Amid rising concerns about how streaming pays creators, the United Kingdom is exploring legislation to regulate the music business.

LONDON — Amid controversy over a rule-breaking Christmas party at No. 10 Downing Street during last year’s COVID-19 lockdown, the United Kingdom’s House of Commons still made time on Dec. 3 to debate an issue important to the music business: how to reform streaming to deliver a greater share of revenue to artists, musicians and songwriters.

The proposed statute, the Copyright (Rights and Remuneration of Musicians) Bill, essentially would have required the industry to pay musicians and songwriters a bigger slice of streaming revenue. It failed to win the support it needed to advance to the next stage in the lawmaking process, but the prospect of government intervention in the U.K. music industry remains on the table.


“We want a fair streaming environment in which the U.K. music industry can thrive and artists are properly rewarded,” said Conservative government minister George Freeman during the debate. Freeman, the parliamentary under secretary in the Department for Business, Energy and Industrial Strategy, warned that the government “has not ruled out legislation” to address imbalances in the streaming economy if the music industry doesn’t reform on its own.

For over a year, the United Kingdom, the world’s second-biggest exporter of music after the United States, has been leading a global charge to deliver fairer terms to creators, with the support of stars like Paul McCartney, The Rolling Stones and Coldplay frontman Chris Martin. In line with the United Kingdom, the Swedish government recently commissioned a report on the music business there, due out in the spring. And Tom Gray — a member of the British rock band Gomez and founder of the #BrokenRecord campaign — tells Billboard that British songwriter advocates have been speaking with artists groups in the United States, France and Germany about launching their own streaming reform movements.

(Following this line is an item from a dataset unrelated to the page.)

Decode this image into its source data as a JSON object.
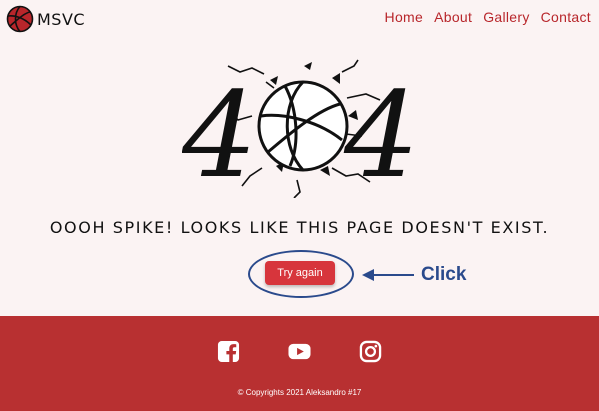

Although U.K. creator groups ignited a debate about several issues, the initial defeat of the copyright bill presented by Kevin Brennan, a member of Parliament from the opposition Labour Party, shows the uphill battle such laws will face. “There is an acceptance that things need to change,” says one senior label executive. “But this is something that the industry needs to sort out. It doesn’t need primary legislation.”

Already, the adoption of the 2019 European Union Copyright Directive in EU member states has mandated greater transparency and reporting obligations for rights holders, as well as the principle of “appropriate and proportionate remuneration” for creators.

“We believe the answers are already there in Europe, as long as the directive is implemented faithfully,” says Helen Smith, executive chair of European independent labels organization IMPALA, which in March published a 10-point plan to reform streaming. Among its proposals is ending safe harbor provisions for digital services like YouTube and labels paying a fair digital royalty rate.

Even without government intervention, industry executives say, royalty rates are rising due to fierce competition among labels for talent, as well as the options available to artists to release music themselves. Royalty rates for traditional U.K. label deals have risen from an average of 15% to 18% in the CD era to around 25% to 30% for new artist deals today, according to U.K. labels trade organization BPI. The country’s Association of Independent Music (AIM) says many indie labels are now paying up to 35% of streaming income to artists or offering 50/50 profit-share deals.

Progress is also being made in addressing some of the problems around CD-era legacy contracts. In June, Sony Music announced it was writing off unrecouped balances for artist contracts signed before 2000, although it is the only major label that has done so. Independent Beggars Group, which is home to 4AD, Matador, Rough Trade, XL Recordings and Young Recordings, also writes off unrecouped debts on advances 15 years after the last record of a contract is released. Last year, BMG pledged to address historic inequalities surrounding its contracts with Black artists.

Gray, who launched his #BrokenRecord campaign in April 2020 shortly after the United Kingdom first went into lockdown, says he intentionally targeted politicians. “I knew the only thing the [major] labels were afraid of was regulation,” he says.

Artist discontent with streaming payments was reinforced by a report by the Digital, Media, Culture and Sport Committee, which concluded after a nine-month probe the global streaming model led by Spotify, Apple Music, YouTube and Amazon Music was “unsustainable” in its current form. The committee also recommended the United Kingdom’s competition enforcer examine how the recorded-music market is “being distorted” by the dominant market share enjoyed by the major labels, Universal Music Group, Sony Music Entertainment and Warner Music Group. In October, the Competition and Markets Authority launched a market study that may last up to 12 months.

The government has also set up working groups with industry stakeholders to research key issues before deciding what, if any, action to take. One area it’s studying is the potential impact of bringing streaming in line with U.K. TV and radio broadcasts by obligating record companies to pay performers “equitable remuneration” on streamed music. For U.K. TV and radio broadcasts, the collecting society PPL collects revenue and pays out 50% to performers and 50% to labels, although it’s hard to make the case that streaming is more akin to a broadcast than a sale.

Industry groups dispute the financial benefits that equitable remuneration would bring to all but the most popular recording acts and warn that it would greatly reduce the amount of money labels will be able to invest in artists. A version of that equitable remuneration proposal that exists in Spain — although it is paid by streaming platforms, not labels — has been mired in litigation since its introduction in 2006. The resulting benefits for artists and performers have been minimal, note label execs, who say collecting society administration fees have risen to as high as 23% as a result.

For small independent labels that already exist on tight margins, the potential loss in streaming revenue could be disastrous. “Equitable remuneration is an analog solution for a digital age,” says AIM CEO Paul Pacifico. “It just doesn’t work for streaming.”

Gomez’s Tom Gray still hopes the success British creators have had getting this issue on the political agenda will lead to further change. The proposed legislation was “a joyful attempt at setting off a firework in the debate,” he says. “It was never the denouement.”

A version of this story will appear in the Dec. 18, 2021 issue of Billboard.